OVERLAND PARK, Kan. — It’s been one year since three teenagers died on their way to a canoe trip.
A group from Faith Chapel Assembly of God in Overland Park was driving on Highway 13 near Bolivar, Missouri. Suddenly, a wheel blew out on the church van, causing it to careen into a ravine.
Now, church pastors Bob and Sondra Cave want to see some changes to prevent crashes like this in the future.
The Caves said they wish they understood the dangers of 15-seat passenger fans before the crash, and they’re urging others to never use them again.
“It was just horrible. It was the worst news you could possibly think of,” Bob Cave said.
A year seems like a day for the Faith Chapel Assembly of God in Overland Park, Louisburg and Gardner. Pastor Sondra Cave said her husband, Bob, was getting ready to perform a funeral when they got the call they never expected. The phone kept ringing and ringing.
“There’s been an accident,” Sondra said. “It’s a bad accident. The van rolled. We have fatalities. Multiple fatalities.

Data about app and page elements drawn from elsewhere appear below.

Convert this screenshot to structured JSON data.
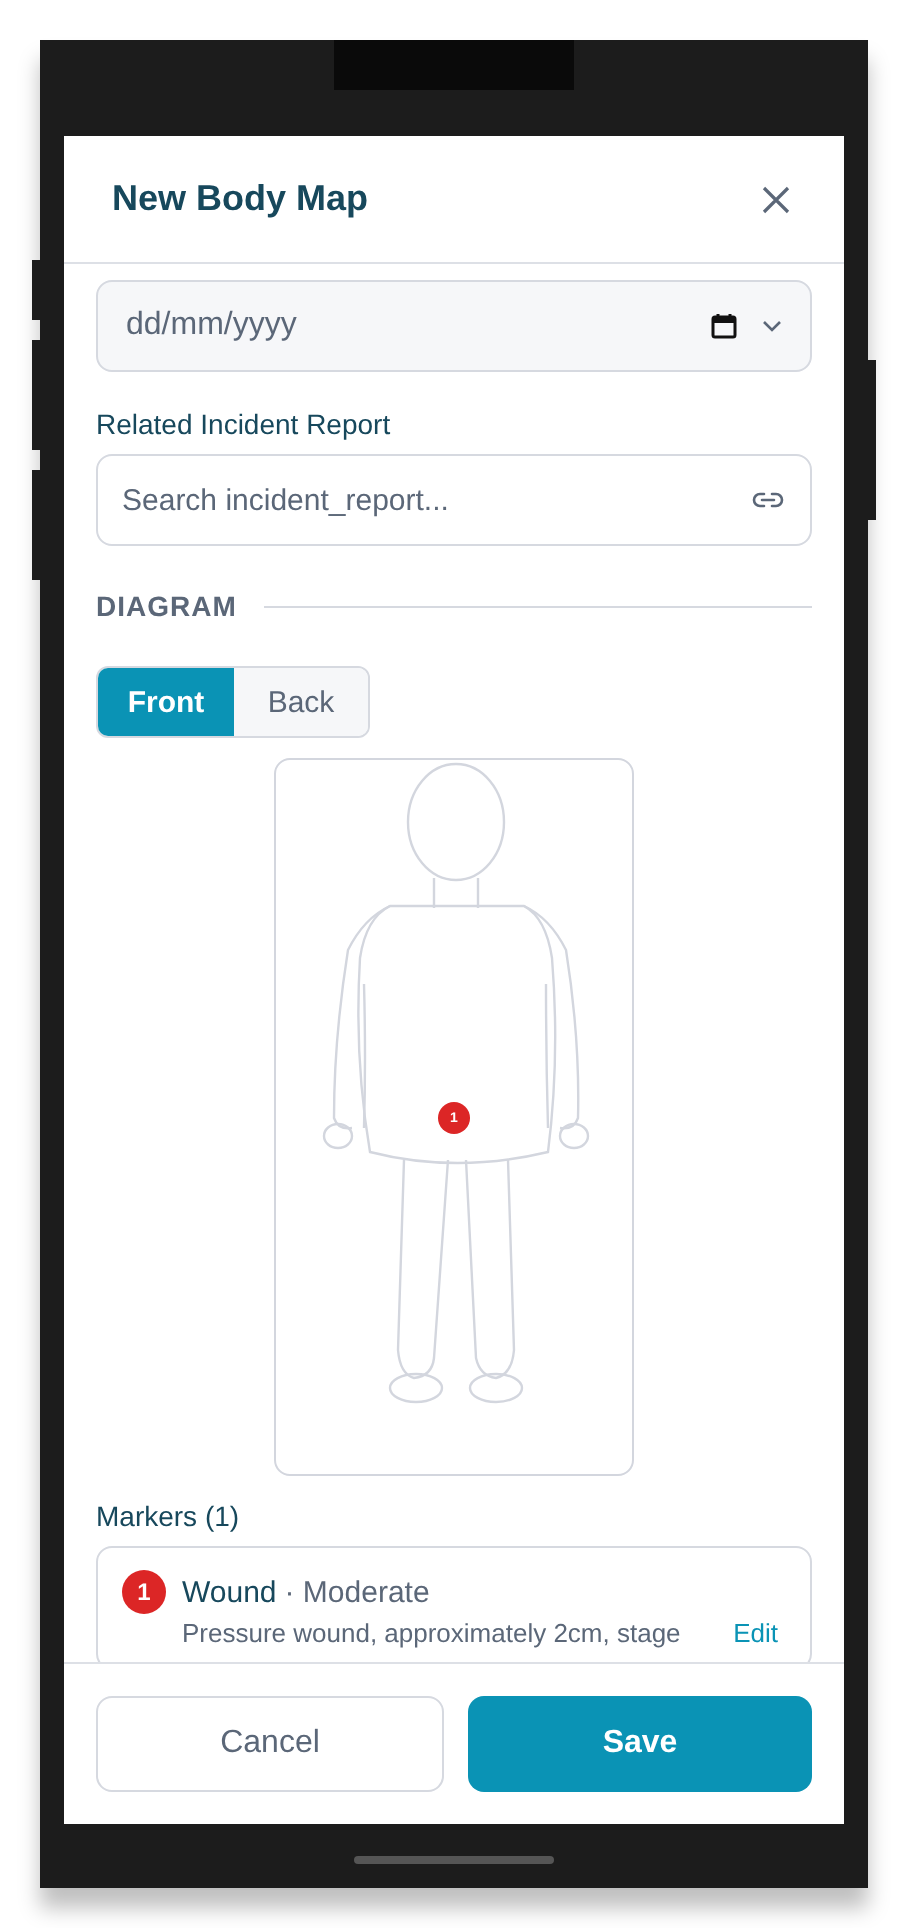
{
  "dialog": {
    "title": "New Body Map"
  },
  "date_field": {
    "placeholder": "dd/mm/yyyy"
  },
  "incident_field": {
    "label": "Related Incident Report",
    "placeholder": "Search incident_report..."
  },
  "diagram": {
    "heading": "DIAGRAM",
    "views": [
      {
        "label": "Front",
        "selected": true
      },
      {
        "label": "Back",
        "selected": false
      }
    ],
    "pins": [
      {
        "number": "1"
      }
    ]
  },
  "markers": {
    "heading": "Markers (1)",
    "items": [
      {
        "number": "1",
        "type": "Wound",
        "severity": "· Moderate",
        "description": "Pressure wound, approximately 2cm, stage",
        "action": "Edit"
      }
    ]
  },
  "footer": {
    "buttons": [
      {
        "label": "Cancel",
        "kind": "secondary"
      },
      {
        "label": "Save",
        "kind": "primary"
      }
    ]
  }
}
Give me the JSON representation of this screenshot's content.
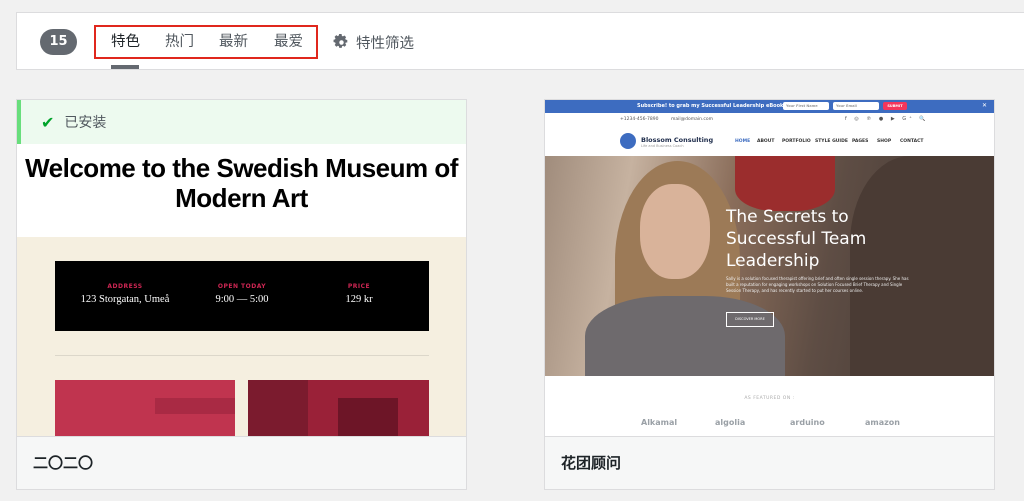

Didn’t know what that meant, didn’t know who they were — we knew nothing.”
On August 10, 2018, a youth group float trip headed to the Ozarks crashed on Highway 13. Their 15-seat passenger van went off the road when the back right tire blew.
The van and the trailer it was carrying flipped multiple times killing 14-year-old Hannah Foy of Louisburg, 16-year-old David “Tommy” Martin of Olathe, and 17-year-old Samara Bayse of Stilwell. Three others, including youth leader Tim Abbott, were seriously injured.
After the crash, the pastors said they believe these vans shouldn’t be on the roads or used by churches.
“We’ve really become aware of how dangerous these vans are,” Bob Cave said. “They say if you have one to get rid of it, to sell it. And if you can’t sell it right away, don’t put more than nine people in it.”
“This is not something you ever want anyone ever to have to experience,” Sondra Cave said. “If we can be an advocate for that, and we can bring awareness and people can think about it and make a change — let’s do. Let’s do.”
On Sunday, their church’s tree campuses came together to memorialize the teens by planting trees in their honor.
Remembering Samara who was a youth leader in their church. Tommy who led worship with his dad at their Gardner campus, and Hannah who’s memory is inspiring people across the world to read the bible in a year.
“It’s just a reminder that life, their life, their legacy, their memory is living on, and it’s just important for all of us to have something that reminds us because they made a difference,” Sondra said.
Each of the trees is a reminder to serve like Samara, worship like Tommy and study like Hannah.
“Life goes on, and their life and their memory continues to grow in our hearts,” Sondra said.
In the year since the crash, Samara’s family moved into a new home, and her sister got engaged. Each year she was a counselor at Faith Chapel’s summer camp.
The Caves said the kids had a picture of her printed and displayed in a prominent place at camp to remember her. She would have graduated high school in May, and she was recognized posthumously at their church’s graduation celebration.
Hannah’s mother was inspired by the loss of her daughter, and her love of the Bible, to create Hannah’s Best Year Ever Challenge.
Just days before Hannah died she finished the Bible, and told her mom because she’d finished it was the best year ever.
Tim Abbott is recovering from his injuries, including traumatic brain injury and a broken neck.
His wife, Rachel, who helped him in his recovery and was taking care of their three children, died suddenly on December 30, 2018 of what doctors believe was a brain aneurysm. FOX4 viewers and members of the community stepped up to help him in his time of need.
He’s since been cleared to drive, and continues in his recovery.
The Caves said they would support legislation banning the vans nationwide.
Until then, the National Highway Transportation Safety Administration has issued safety guidelines for 15-passenger vans. They include checking the tire pressure every single time the van is used in order to prevent a blow out.
The Assembly of God of Kansas has asked the more than 100 churches within their network to not use the vans, and the national Assembly of God organization has published information informing churches about the dangers that come with using the vehicles.